Tom Ross: Author tells Steamboat audience he’s hopeful the Colorado River will once again flow to the sea
December 17, 2012
Steamboat Springs — Author Jonathan Waterman's speaking engagement in Steamboat Springs last week was well timed, coming 10 days after the U.S. and Mexico finalized a complex agreement that could allow the Colorado River to once again flow to the Gulf of California.
Waterman, a Carbondale resident, is among the foremost crusaders of an effort to restore flows in the delta of the Colorado River where it once flowed in abundance across a desert plain, supporting many species of flora and fauna. But those days are no longer — it has been 13 years since the Colorado River last flowed to the sea.
In addition to describing the plight of the Colorado Delta, Waterman told his audience at Off the Beaten Path Bookstore he's concerned the river is on the verge of a crisis when it will no longer be able to sustain 3.5 million acres of farmland and 30 million people throughout the Western U.S. and Northern Mexico.
"How much longer can we keep consuming water the way we do?" he asked. "I don't give it a decade at the rate we're going."
Waterman knows firsthand how the current drought has shrunk reservoirs and how the river shrinks into a tiny, cesspool of a stream before it peters out altogether.
Beginning in 2007, and in collaboration with National Geographic, Waterman launched a 1,450-mile journey from the headwaters of the Colorado River to its mouth, traveling 800 miles of that float solo, many of them in a tiny 3-pound pack raft.
He floated through the developed corridor where the river flows along Interstate 70 and noted that it still supports a natural environment that can only be glimpsed while traveling 75 miles per hour on the highway.
"Again and again the river offers a wild experience," Waterman said. "I camped and wrote in my journal almost every night for five months."

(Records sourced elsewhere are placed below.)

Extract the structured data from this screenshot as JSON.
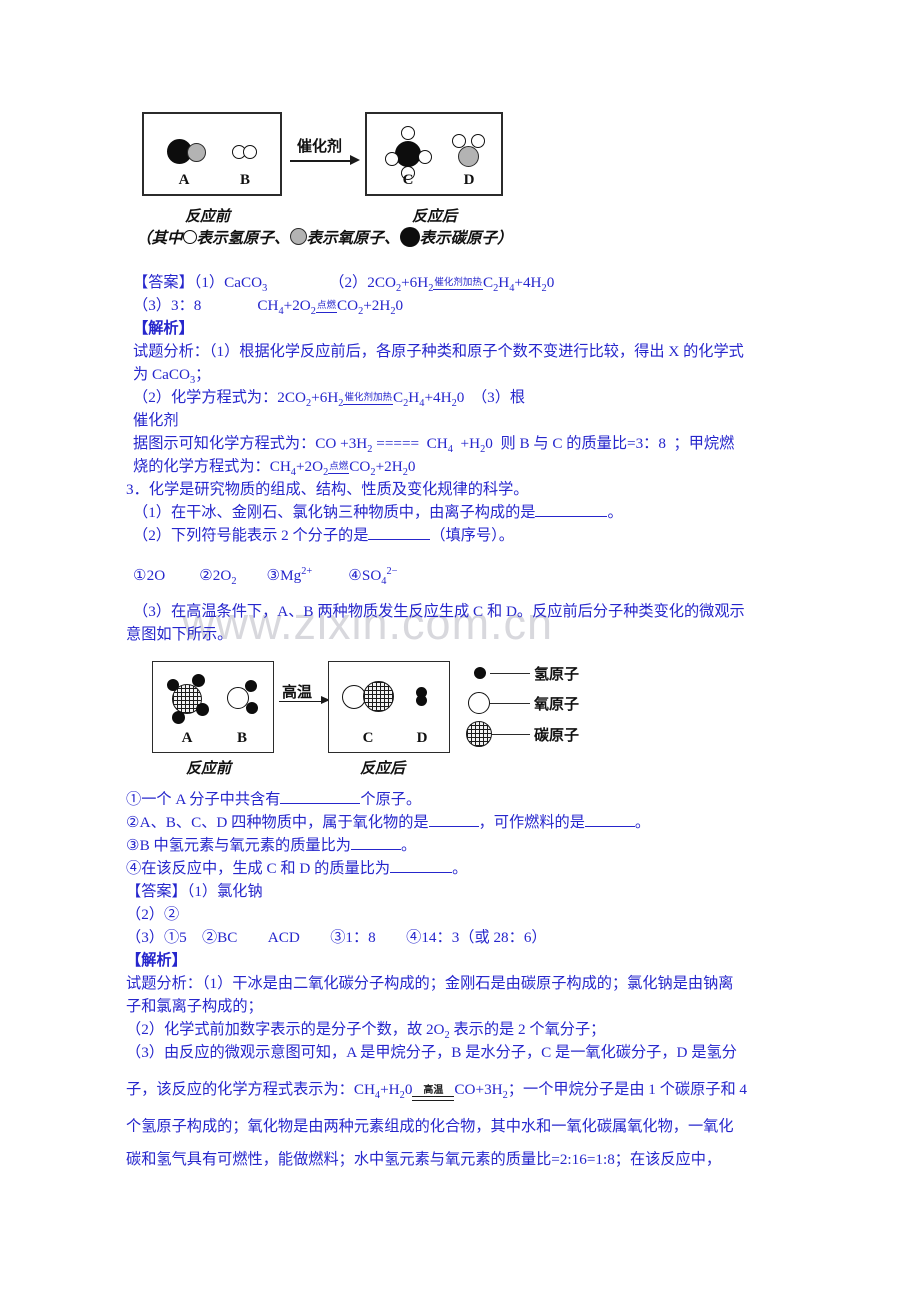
{
  "page": {
    "watermark": "www.zixin.com.cn",
    "text_color": "#2626cc",
    "ink_color": "#111111"
  },
  "diagram1": {
    "name": "co-h2-to-ch4-h2o-microscopic-diagram",
    "condition_label": "催化剂",
    "before_label": "反应前",
    "after_label": "反应后",
    "legend_caption": "（其中〇表示氢原子、〇表示氧原子、●表示碳原子）",
    "legend_caption_part1": "（其中",
    "legend_caption_part2": "表示氢原子、",
    "legend_caption_part3": "表示氧原子、",
    "legend_caption_part4": "表示碳原子）",
    "molecules": [
      {
        "label": "A",
        "formula": "CO"
      },
      {
        "label": "B",
        "formula": "H2"
      },
      {
        "label": "C",
        "formula": "CH4"
      },
      {
        "label": "D",
        "formula": "H2O"
      }
    ]
  },
  "answer_block_1": {
    "tag": "【答案】",
    "line1_q1": "（1）CaCO",
    "line1_q1_sub": "3",
    "line1_q2_prefix": "（2）2CO",
    "line1_q2": "2CO₂+6H₂ 催化剂加热 C₂H₄+4H₂O",
    "condition": "催化剂加热",
    "line2_q3": "（3）3：8",
    "line2_eq": "CH₄+2O₂ 点燃 CO₂+2H₂O",
    "line2_condition": "点燃"
  },
  "explain_block_1": {
    "tag": "【解析】",
    "line1": "试题分析：（1）根据化学反应前后，各原子种类和原子个数不变进行比较，得出 X 的化学式",
    "line2": "为 CaCO₃；",
    "line3": "（2）化学方程式为：2CO₂+6H₂ 催化剂加热 C₂H₄+4H₂O　（3）根",
    "line4": "催化剂",
    "line5": "据图示可知化学方程式为：CO +3H₂ =====　CH₄　+H₂O　则 B 与 C 的质量比=3：8　；甲烷燃",
    "line6": "烧的化学方程式为：CH₄+2O₂ 点燃 CO₂+2H₂O"
  },
  "question3": {
    "number": "3．",
    "stem": "化学是研究物质的组成、结构、性质及变化规律的科学。",
    "sub1": "（1）在干冰、金刚石、氯化钠三种物质中，由离子构成的是",
    "sub1_end": "。",
    "sub2": "（2）下列符号能表示 2 个分子的是",
    "sub2_end": "（填序号）。",
    "options": [
      {
        "marker": "①",
        "text": "2O"
      },
      {
        "marker": "②",
        "text": "2O₂"
      },
      {
        "marker": "③",
        "text": "Mg²⁺"
      },
      {
        "marker": "④",
        "text": "SO₄²⁻"
      }
    ],
    "sub3_line1": "（3）在高温条件下，A、B 两种物质发生反应生成 C 和 D。反应前后分子种类变化的微观示",
    "sub3_line2": "意图如下所示。"
  },
  "diagram2": {
    "name": "ch4-h2o-to-co-h2-microscopic-diagram",
    "condition_label": "高温",
    "before_label": "反应前",
    "after_label": "反应后",
    "legend": [
      {
        "icon": "small-black-circle",
        "label": "氢原子"
      },
      {
        "icon": "large-white-circle",
        "label": "氧原子"
      },
      {
        "icon": "large-hatched-circle",
        "label": "碳原子"
      }
    ],
    "molecules": [
      {
        "label": "A",
        "formula": "CH4"
      },
      {
        "label": "B",
        "formula": "H2O"
      },
      {
        "label": "C",
        "formula": "CO"
      },
      {
        "label": "D",
        "formula": "H2"
      }
    ]
  },
  "question3_parts": {
    "p1": "①一个 A 分子中共含有",
    "p1_end": "个原子。",
    "p2": "②A、B、C、D 四种物质中，属于氧化物的是",
    "p2_mid": "，可作燃料的是",
    "p2_end": "。",
    "p3": "③B 中氢元素与氧元素的质量比为",
    "p3_end": "。",
    "p4": "④在该反应中，生成 C 和 D 的质量比为",
    "p4_end": "。"
  },
  "answer_block_2": {
    "tag": "【答案】",
    "line1": "（1）氯化钠",
    "line2": "（2）②",
    "line3": "（3）①5　②BC　　ACD　　③1：8　　④14：3（或 28：6）"
  },
  "explain_block_2": {
    "tag": "【解析】",
    "line1": "试题分析：（1）干冰是由二氧化碳分子构成的；金刚石是由碳原子构成的；氯化钠是由钠离",
    "line2": "子和氯离子构成的；",
    "line3": "（2）化学式前加数字表示的是分子个数，故 2O₂ 表示的是 2 个氧分子；",
    "line4": "（3）由反应的微观示意图可知，A 是甲烷分子，B 是水分子，C 是一氧化碳分子，D 是氢分",
    "line5a": "子，该反应的化学方程式表示为：CH₄+H₂O",
    "line5_cond": "高温",
    "line5b": "CO+3H₂；一个甲烷分子是由 1 个碳原子和 4",
    "line6": "个氢原子构成的；氧化物是由两种元素组成的化合物，其中水和一氧化碳属氧化物，一氧化",
    "line7": "碳和氢气具有可燃性，能做燃料；水中氢元素与氧元素的质量比=2:16=1:8；在该反应中，"
  }
}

It was while descending Marble and Grand canyons and watching millions of years of geology stream by that he gained the sense that the canyons are time machines. That feeling was reinforced when one of the fisheries biologists he was floating the canyon with showed him, under an oath of secrecy, a large, fully intact Puebloan pot hidden in an alcove high above the river.

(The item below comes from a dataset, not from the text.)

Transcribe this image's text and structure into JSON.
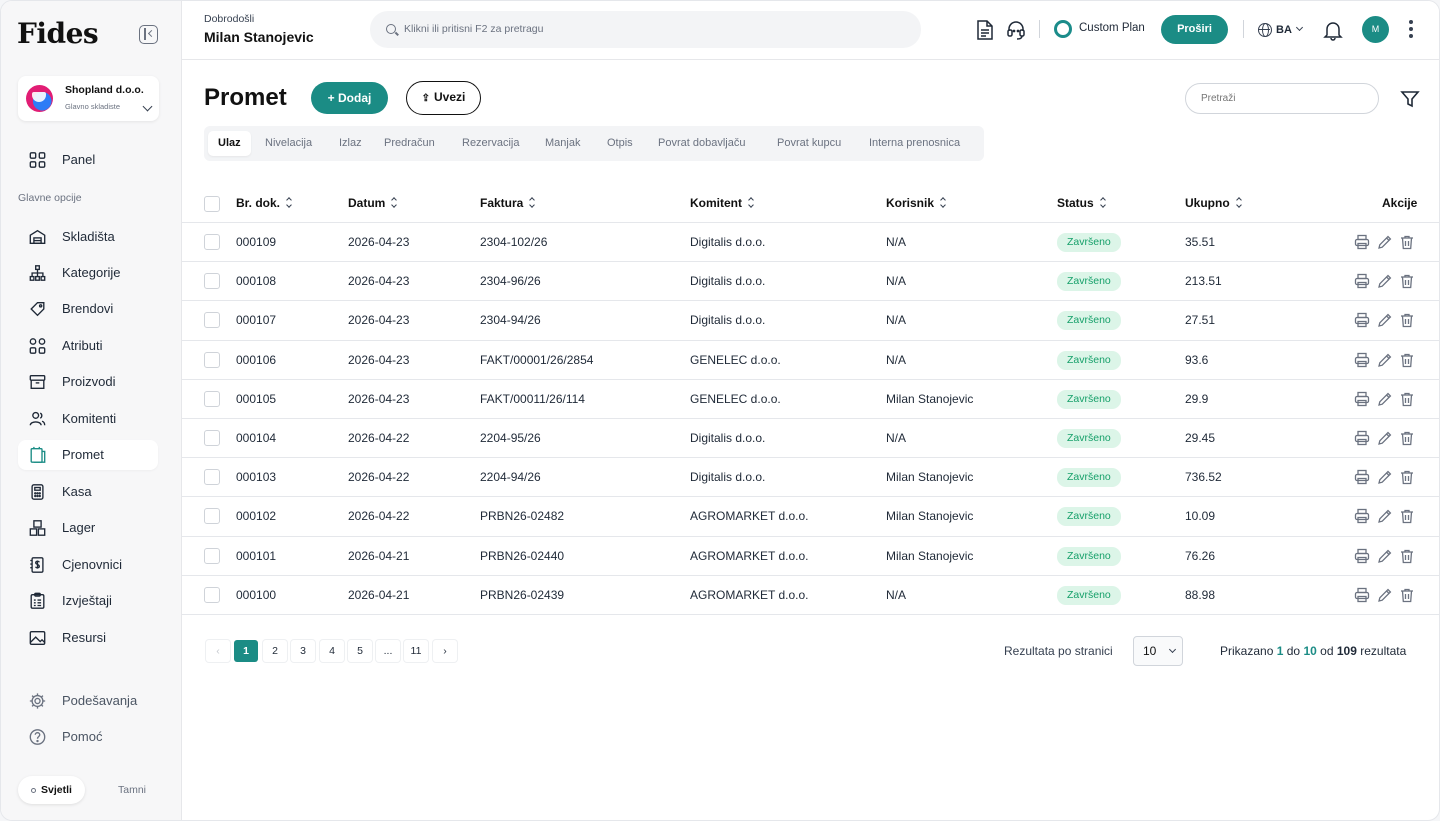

The new water-sharing arrangement involving Mexico and seven Western U.S. states extends Mexico's ability to store water in Lake Mead near Las Vegas and calls for increased sharing of water in both lean and abundant years. It also includes a commitment to working together to begin water releases to replenish wetlands in the Colorado River delta of the Gulf of California. And that gives Waterman renewed hope for the river.
"If we can perform this one act, it will show the rest of the world that we care, not only about the river and the Sea of Cortez, but about Mexico and those creatures at risk — vaquita porpoises, totoaba (giant bass), shrimp, and the many birds — south of the border beyond reach of our endangered species law," he wrote in his blog.
When you think about it, a river that never reaches the sea is a river that can never fulfill its destiny.
To reach Tom Ross, call 970-871-4205 or email tross@SteamboatToday.com